▶ **TASK DIRECTIONS**: Pictures aside, can you reproduce the records word for word?

▶ **LISTED RECORDS**:
#####
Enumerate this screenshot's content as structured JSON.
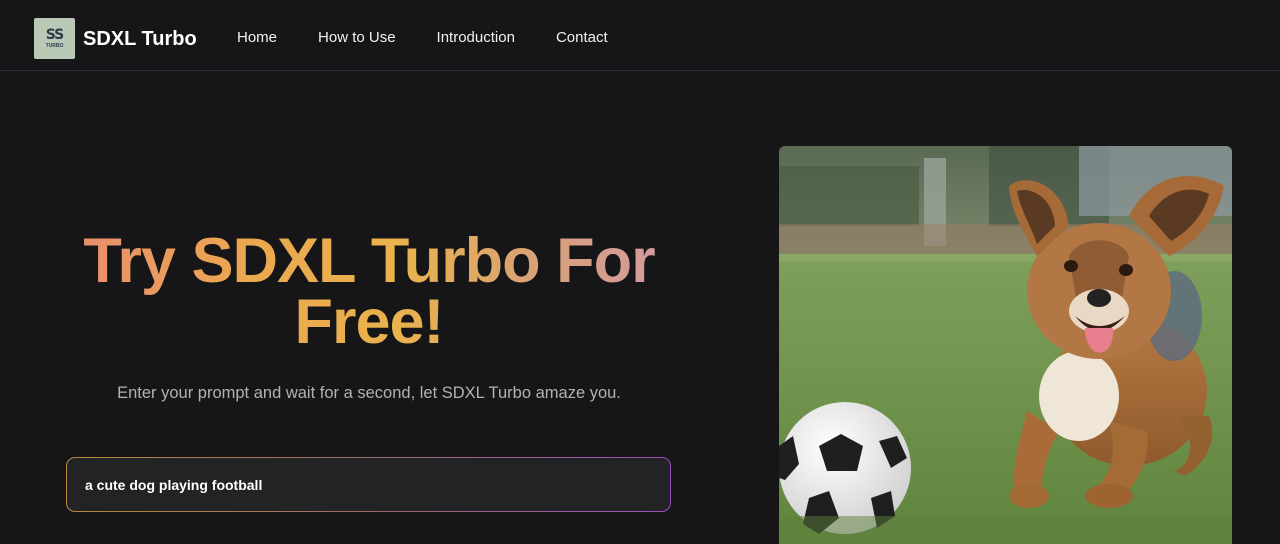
{
  "brand": {
    "name": "SDXL Turbo",
    "logo_mark": "SS",
    "logo_sub": "TURBO"
  },
  "nav": {
    "items": [
      {
        "label": "Home"
      },
      {
        "label": "How to Use"
      },
      {
        "label": "Introduction"
      },
      {
        "label": "Contact"
      }
    ]
  },
  "hero": {
    "title": "Try SDXL Turbo For Free!",
    "subtitle": "Enter your prompt and wait for a second, let SDXL Turbo amaze you."
  },
  "prompt": {
    "value": "a cute dog playing football"
  },
  "colors": {
    "background": "#161618",
    "title_gradient_start": "#e98c6f",
    "title_gradient_mid": "#e9b24c",
    "title_gradient_end": "#d49aa0",
    "input_border_start": "#b68a3a",
    "input_border_end": "#9a4fbf"
  },
  "icons": {
    "logo": "sdxl-turbo-logo-icon"
  }
}
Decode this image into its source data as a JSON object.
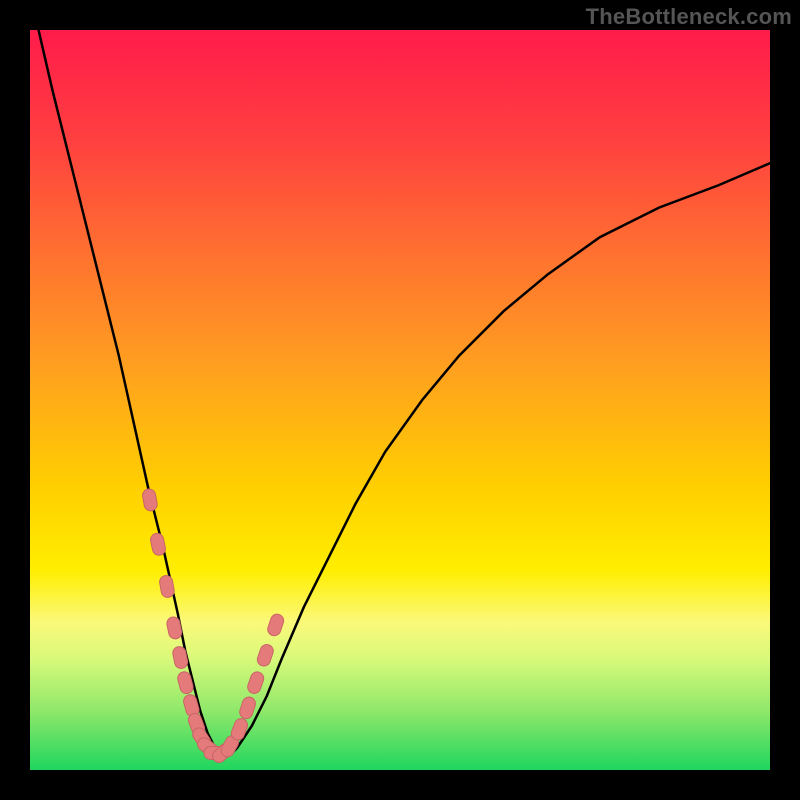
{
  "watermark": "TheBottleneck.com",
  "colors": {
    "curve_stroke": "#000000",
    "glyph_fill": "#e47a7a",
    "glyph_stroke": "#c96565",
    "frame": "#000000"
  },
  "chart_data": {
    "type": "line",
    "title": "",
    "xlabel": "",
    "ylabel": "",
    "xlim": [
      0,
      100
    ],
    "ylim": [
      0,
      100
    ],
    "grid": false,
    "legend": false,
    "series": [
      {
        "name": "bottleneck-curve",
        "x": [
          0,
          3,
          6,
          9,
          12,
          14,
          16,
          18,
          20,
          21,
          22,
          23,
          24,
          25,
          26,
          27,
          28,
          30,
          32,
          34,
          37,
          40,
          44,
          48,
          53,
          58,
          64,
          70,
          77,
          85,
          93,
          100
        ],
        "y": [
          105,
          92,
          80,
          68,
          56,
          47,
          38,
          30,
          21,
          16,
          12,
          8,
          5,
          3,
          2,
          2,
          3,
          6,
          10,
          15,
          22,
          28,
          36,
          43,
          50,
          56,
          62,
          67,
          72,
          76,
          79,
          82
        ]
      }
    ],
    "glyphs": {
      "name": "bead-markers",
      "x": [
        16.2,
        17.3,
        18.5,
        19.5,
        20.3,
        21.0,
        21.8,
        22.5,
        23.2,
        24.0,
        25.0,
        26.0,
        27.0,
        28.3,
        29.4,
        30.5,
        31.8,
        33.2
      ],
      "y": [
        36.5,
        30.5,
        24.8,
        19.2,
        15.2,
        11.8,
        8.7,
        6.2,
        4.3,
        3.1,
        2.3,
        2.3,
        3.2,
        5.5,
        8.4,
        11.8,
        15.5,
        19.6
      ]
    }
  }
}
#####
▶ **TASK RESULT**:
Enumerate this screenshot's content as structured JSON.
{
  "brand": {
    "name": "SDXL Turbo",
    "logo_mark": "SS",
    "logo_sub": "TURBO"
  },
  "nav": {
    "items": [
      {
        "label": "Home"
      },
      {
        "label": "How to Use"
      },
      {
        "label": "Introduction"
      },
      {
        "label": "Contact"
      }
    ]
  },
  "hero": {
    "title": "Try SDXL Turbo For Free!",
    "subtitle": "Enter your prompt and wait for a second, let SDXL Turbo amaze you."
  },
  "prompt": {
    "value": "a cute dog playing football"
  },
  "colors": {
    "background": "#161618",
    "title_gradient_start": "#e98c6f",
    "title_gradient_mid": "#e9b24c",
    "title_gradient_end": "#d49aa0",
    "input_border_start": "#b68a3a",
    "input_border_end": "#9a4fbf"
  },
  "icons": {
    "logo": "sdxl-turbo-logo-icon"
  }
}
Decode this image into its source data as a JSON object.
{
  "watermark": "TheBottleneck.com",
  "colors": {
    "curve_stroke": "#000000",
    "glyph_fill": "#e47a7a",
    "glyph_stroke": "#c96565",
    "frame": "#000000"
  },
  "chart_data": {
    "type": "line",
    "title": "",
    "xlabel": "",
    "ylabel": "",
    "xlim": [
      0,
      100
    ],
    "ylim": [
      0,
      100
    ],
    "grid": false,
    "legend": false,
    "series": [
      {
        "name": "bottleneck-curve",
        "x": [
          0,
          3,
          6,
          9,
          12,
          14,
          16,
          18,
          20,
          21,
          22,
          23,
          24,
          25,
          26,
          27,
          28,
          30,
          32,
          34,
          37,
          40,
          44,
          48,
          53,
          58,
          64,
          70,
          77,
          85,
          93,
          100
        ],
        "y": [
          105,
          92,
          80,
          68,
          56,
          47,
          38,
          30,
          21,
          16,
          12,
          8,
          5,
          3,
          2,
          2,
          3,
          6,
          10,
          15,
          22,
          28,
          36,
          43,
          50,
          56,
          62,
          67,
          72,
          76,
          79,
          82
        ]
      }
    ],
    "glyphs": {
      "name": "bead-markers",
      "x": [
        16.2,
        17.3,
        18.5,
        19.5,
        20.3,
        21.0,
        21.8,
        22.5,
        23.2,
        24.0,
        25.0,
        26.0,
        27.0,
        28.3,
        29.4,
        30.5,
        31.8,
        33.2
      ],
      "y": [
        36.5,
        30.5,
        24.8,
        19.2,
        15.2,
        11.8,
        8.7,
        6.2,
        4.3,
        3.1,
        2.3,
        2.3,
        3.2,
        5.5,
        8.4,
        11.8,
        15.5,
        19.6
      ]
    }
  }
}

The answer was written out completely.